The road leading away from Juneau and Auke Bay is riddled with tiny inlets. I often drove out to one of these and would sit on a rock, listen to the water (and nothing else!) and let the peace and calm enter my spirit. I can’t remember exactly how it all happened. Was I with someone? I had to be because I didn’t have my own car. Had I or we not headed out until late or had we been there a while and the sun started setting? Was it late in the year when the sun sets at 4PM and that’s why it happened? I can’t remember. I remember the whales.
I was sitting on a rock in half-light. My attention was focused on the rhythmic rush of the tide as it passed back and forth over the rocks in front of me. The tree covered arms of land enclosing the inlet were little more than vague shadows and thus, at first, I didn’t notice the dark shapes in the water. There were two, far across the water at the entrance to the inlet. I thought they were rock formations jutting out of the water and I’d simply never noticed them before. Then I saw a third rock formation in the center of the inlet.
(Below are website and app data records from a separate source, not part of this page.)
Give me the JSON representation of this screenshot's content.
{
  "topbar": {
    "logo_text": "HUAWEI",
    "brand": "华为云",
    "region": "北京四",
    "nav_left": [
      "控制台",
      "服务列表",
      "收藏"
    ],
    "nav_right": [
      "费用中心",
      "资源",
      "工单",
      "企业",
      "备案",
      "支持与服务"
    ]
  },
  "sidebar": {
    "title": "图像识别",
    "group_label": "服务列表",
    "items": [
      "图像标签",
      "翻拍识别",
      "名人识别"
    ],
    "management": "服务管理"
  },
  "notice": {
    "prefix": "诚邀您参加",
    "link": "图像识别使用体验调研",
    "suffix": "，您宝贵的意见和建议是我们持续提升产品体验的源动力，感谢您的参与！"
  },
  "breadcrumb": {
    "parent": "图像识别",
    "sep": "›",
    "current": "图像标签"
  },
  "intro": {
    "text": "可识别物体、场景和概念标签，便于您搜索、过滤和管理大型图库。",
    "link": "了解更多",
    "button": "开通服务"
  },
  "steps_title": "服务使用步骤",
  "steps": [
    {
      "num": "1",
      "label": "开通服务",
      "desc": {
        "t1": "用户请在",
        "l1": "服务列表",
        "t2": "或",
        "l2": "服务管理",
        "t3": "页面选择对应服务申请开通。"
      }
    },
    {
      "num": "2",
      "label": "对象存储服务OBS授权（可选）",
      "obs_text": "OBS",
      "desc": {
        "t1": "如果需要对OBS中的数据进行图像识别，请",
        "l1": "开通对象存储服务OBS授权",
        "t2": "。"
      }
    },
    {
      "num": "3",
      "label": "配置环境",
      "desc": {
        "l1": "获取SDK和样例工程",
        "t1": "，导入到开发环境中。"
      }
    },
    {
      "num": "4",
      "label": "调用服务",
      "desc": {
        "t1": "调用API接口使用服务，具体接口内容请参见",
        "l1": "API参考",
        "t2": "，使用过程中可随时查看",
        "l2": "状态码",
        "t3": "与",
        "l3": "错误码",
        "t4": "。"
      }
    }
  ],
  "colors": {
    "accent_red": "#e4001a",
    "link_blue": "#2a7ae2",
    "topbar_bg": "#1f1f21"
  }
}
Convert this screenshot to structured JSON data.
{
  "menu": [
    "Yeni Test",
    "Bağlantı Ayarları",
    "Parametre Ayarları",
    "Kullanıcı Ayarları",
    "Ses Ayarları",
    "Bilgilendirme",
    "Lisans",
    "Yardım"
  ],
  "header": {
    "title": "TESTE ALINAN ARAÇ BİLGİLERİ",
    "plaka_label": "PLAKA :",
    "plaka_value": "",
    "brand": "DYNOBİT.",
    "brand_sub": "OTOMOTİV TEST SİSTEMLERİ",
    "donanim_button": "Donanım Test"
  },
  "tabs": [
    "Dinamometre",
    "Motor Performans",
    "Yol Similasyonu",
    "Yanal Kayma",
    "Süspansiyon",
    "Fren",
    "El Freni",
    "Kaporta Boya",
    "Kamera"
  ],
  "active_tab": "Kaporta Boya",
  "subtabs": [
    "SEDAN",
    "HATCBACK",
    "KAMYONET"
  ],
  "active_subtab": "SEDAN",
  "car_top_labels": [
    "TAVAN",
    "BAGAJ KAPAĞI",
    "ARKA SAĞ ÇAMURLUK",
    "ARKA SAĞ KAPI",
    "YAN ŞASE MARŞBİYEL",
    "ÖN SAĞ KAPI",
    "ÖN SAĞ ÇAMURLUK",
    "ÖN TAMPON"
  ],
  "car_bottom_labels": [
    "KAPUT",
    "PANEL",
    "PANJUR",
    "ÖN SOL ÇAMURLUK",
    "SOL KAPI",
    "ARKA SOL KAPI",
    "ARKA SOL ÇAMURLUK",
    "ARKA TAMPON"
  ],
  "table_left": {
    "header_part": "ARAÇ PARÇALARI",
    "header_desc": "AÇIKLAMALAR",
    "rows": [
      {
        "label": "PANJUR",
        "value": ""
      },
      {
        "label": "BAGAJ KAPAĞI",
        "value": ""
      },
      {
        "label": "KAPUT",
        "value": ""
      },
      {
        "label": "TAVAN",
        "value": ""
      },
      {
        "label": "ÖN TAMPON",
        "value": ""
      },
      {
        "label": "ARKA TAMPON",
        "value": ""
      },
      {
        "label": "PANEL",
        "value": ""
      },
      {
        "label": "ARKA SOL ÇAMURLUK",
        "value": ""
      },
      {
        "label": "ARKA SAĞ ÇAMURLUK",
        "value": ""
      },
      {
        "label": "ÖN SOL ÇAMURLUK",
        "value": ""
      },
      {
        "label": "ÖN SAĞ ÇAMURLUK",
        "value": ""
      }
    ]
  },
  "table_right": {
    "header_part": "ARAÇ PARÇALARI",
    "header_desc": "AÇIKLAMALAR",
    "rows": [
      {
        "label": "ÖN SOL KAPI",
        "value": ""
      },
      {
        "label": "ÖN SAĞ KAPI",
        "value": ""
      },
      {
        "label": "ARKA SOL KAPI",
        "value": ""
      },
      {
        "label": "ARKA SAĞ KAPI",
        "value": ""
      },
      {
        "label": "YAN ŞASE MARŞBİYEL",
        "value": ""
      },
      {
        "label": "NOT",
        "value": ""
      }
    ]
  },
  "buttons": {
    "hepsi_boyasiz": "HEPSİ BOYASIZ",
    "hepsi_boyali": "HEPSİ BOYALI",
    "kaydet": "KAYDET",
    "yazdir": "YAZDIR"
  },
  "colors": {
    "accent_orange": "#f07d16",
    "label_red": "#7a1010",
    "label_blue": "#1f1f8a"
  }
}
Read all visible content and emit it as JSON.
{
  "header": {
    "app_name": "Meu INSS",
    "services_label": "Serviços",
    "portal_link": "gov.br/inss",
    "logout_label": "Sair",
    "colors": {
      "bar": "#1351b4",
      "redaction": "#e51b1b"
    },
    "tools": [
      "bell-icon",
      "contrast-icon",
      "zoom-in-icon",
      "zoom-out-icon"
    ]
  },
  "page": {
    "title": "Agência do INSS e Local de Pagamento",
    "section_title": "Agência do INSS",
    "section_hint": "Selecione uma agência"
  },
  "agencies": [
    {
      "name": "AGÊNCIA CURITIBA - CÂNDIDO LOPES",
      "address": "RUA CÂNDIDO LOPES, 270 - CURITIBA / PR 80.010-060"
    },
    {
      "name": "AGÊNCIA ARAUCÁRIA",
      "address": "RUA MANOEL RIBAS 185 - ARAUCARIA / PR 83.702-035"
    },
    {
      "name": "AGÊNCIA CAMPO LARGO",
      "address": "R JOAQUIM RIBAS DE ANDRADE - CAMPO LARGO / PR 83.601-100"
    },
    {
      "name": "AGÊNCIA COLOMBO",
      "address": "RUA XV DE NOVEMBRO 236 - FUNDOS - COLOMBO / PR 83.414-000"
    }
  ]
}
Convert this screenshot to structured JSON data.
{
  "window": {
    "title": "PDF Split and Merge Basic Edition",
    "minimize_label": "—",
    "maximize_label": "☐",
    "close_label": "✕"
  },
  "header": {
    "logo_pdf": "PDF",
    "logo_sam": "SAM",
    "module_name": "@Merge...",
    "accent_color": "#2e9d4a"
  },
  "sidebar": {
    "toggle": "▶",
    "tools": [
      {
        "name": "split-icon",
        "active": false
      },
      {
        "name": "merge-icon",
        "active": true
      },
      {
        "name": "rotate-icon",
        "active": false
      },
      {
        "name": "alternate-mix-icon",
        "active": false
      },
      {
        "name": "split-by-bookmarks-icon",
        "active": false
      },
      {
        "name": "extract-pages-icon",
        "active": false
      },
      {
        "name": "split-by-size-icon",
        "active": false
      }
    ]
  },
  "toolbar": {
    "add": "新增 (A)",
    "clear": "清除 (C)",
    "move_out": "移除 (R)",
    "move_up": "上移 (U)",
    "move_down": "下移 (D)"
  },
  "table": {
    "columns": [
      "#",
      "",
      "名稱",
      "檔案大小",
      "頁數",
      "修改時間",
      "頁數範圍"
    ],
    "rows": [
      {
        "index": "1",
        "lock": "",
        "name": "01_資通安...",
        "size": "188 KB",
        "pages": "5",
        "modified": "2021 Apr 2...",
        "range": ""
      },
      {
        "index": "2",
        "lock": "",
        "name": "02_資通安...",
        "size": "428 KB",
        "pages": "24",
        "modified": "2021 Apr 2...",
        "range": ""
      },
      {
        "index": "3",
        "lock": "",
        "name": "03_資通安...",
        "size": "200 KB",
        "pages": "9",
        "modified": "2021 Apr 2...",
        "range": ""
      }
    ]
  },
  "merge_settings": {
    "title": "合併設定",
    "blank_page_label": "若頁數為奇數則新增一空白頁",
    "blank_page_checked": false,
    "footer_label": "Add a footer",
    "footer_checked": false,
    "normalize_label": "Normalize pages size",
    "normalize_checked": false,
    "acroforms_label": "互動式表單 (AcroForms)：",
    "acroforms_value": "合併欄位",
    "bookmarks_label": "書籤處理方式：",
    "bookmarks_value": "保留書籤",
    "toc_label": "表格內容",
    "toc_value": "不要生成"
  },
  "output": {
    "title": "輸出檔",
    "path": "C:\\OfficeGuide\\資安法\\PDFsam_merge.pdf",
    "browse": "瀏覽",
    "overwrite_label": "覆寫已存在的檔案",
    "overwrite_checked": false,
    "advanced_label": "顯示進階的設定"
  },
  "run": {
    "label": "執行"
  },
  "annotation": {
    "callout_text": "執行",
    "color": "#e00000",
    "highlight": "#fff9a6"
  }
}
I hadn’t seen it appear but I swear it was moving. If it was, it was moving so slowly I could almost imagine it. It couldn’t be…I hadn’t heard that pop of air and water that happens when a whale surfaces. These had to be rock formations and I’d simply never noticed before. These inlets couldn’t be deep enough for one whale much less three. I couldn’t even tell what kind of whales they were. But they couldn’t be whales. Just rocks in the water.
But that middle rock formation was moving. It was alive. It was a whale. I couldn’t believe it. This was the reason I’d come all the way to Alaska and I was actually seeing whales. I had to be with someone because I remember asking if I was seeing what I was really seeing and I swear I remember my friend Jess insisting I was. We were.
And then there was no space for words. The whales started humming. Not singing like I’d heard on so many different recordings. This was deep, more feeling than sound. I could feel my breast bone vibrating in the same frequency as that hum. And I sat there, mesmerized. Chronos became kairos and I sat there, my frail human body attached to that massive dark shape in the water because of that hum. Even now, when I remember this happening, I don’t recall any sense of the passage of time.
I remember getting cold and having to leave but I don’t remember leaving. The entire memory feels like a dream but it wasn’t. I was there. I remember. And no exhibit with specimens and massive whale skeletons can ever compare.
Honestly, I knew it was impossible, but this is what I hoped to experience at the exhibit…